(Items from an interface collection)
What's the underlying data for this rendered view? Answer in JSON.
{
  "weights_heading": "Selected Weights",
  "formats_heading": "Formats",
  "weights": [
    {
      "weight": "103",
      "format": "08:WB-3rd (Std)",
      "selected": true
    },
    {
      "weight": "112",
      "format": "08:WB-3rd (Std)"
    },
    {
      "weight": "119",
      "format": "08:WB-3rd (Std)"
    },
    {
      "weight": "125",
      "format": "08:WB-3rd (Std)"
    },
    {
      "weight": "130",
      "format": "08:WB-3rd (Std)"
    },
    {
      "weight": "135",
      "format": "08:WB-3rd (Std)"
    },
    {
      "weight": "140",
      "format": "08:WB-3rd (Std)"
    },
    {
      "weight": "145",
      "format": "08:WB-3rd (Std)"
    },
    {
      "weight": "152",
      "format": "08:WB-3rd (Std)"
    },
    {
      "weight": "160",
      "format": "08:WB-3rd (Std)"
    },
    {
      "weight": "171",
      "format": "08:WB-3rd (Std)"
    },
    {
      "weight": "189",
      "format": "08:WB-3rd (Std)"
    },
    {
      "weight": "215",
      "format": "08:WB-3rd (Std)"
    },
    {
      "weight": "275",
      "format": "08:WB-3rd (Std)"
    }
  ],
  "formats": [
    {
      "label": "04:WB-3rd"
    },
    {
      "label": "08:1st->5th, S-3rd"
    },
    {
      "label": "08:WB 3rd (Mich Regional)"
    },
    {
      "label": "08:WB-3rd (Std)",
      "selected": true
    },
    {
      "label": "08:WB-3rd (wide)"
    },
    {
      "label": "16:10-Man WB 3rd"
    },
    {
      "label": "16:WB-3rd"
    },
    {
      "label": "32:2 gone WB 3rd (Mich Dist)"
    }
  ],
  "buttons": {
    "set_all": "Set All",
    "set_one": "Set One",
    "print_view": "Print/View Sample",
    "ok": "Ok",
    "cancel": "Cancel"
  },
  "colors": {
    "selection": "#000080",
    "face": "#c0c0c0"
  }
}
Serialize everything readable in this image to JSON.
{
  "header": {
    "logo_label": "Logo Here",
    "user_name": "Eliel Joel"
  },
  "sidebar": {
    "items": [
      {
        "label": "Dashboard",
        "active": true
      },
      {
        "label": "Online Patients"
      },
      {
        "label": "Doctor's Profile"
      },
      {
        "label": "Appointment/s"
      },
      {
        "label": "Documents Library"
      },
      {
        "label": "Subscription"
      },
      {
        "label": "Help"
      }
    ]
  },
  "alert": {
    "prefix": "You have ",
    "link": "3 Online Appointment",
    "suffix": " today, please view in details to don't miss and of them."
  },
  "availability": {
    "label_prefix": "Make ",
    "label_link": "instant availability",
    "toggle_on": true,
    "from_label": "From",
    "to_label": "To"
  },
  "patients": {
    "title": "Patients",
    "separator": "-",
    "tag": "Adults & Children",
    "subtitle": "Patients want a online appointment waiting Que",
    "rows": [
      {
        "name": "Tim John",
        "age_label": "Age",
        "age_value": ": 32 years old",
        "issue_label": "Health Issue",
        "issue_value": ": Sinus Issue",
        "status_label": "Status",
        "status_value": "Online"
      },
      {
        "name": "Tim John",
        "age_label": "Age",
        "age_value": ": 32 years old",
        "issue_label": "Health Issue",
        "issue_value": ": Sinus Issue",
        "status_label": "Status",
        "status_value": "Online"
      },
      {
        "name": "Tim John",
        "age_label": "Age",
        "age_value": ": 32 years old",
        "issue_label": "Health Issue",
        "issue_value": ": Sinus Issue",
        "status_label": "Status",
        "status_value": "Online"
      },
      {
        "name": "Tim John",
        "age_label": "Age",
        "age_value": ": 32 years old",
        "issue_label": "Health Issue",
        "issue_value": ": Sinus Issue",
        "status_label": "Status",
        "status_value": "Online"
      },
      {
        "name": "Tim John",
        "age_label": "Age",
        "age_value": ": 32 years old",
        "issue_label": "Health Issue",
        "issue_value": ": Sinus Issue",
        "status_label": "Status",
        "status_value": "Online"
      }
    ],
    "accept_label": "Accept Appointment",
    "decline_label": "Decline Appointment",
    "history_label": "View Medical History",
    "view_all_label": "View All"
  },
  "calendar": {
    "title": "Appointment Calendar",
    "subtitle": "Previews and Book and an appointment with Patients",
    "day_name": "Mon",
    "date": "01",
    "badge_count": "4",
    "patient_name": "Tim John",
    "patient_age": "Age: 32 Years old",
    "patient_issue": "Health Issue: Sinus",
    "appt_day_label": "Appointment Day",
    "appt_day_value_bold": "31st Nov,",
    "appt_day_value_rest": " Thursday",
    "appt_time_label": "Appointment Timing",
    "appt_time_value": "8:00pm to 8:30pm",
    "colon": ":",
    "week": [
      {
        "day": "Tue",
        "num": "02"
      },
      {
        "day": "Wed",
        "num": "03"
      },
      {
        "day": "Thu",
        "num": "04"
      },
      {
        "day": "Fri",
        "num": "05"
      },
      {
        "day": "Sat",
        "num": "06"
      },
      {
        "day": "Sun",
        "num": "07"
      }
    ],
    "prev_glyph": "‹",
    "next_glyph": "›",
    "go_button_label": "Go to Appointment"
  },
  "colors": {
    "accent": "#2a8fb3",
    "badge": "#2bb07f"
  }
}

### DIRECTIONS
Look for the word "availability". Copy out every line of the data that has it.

### TASK OUTPUT
  "availability": {
    "label_link": "instant availability",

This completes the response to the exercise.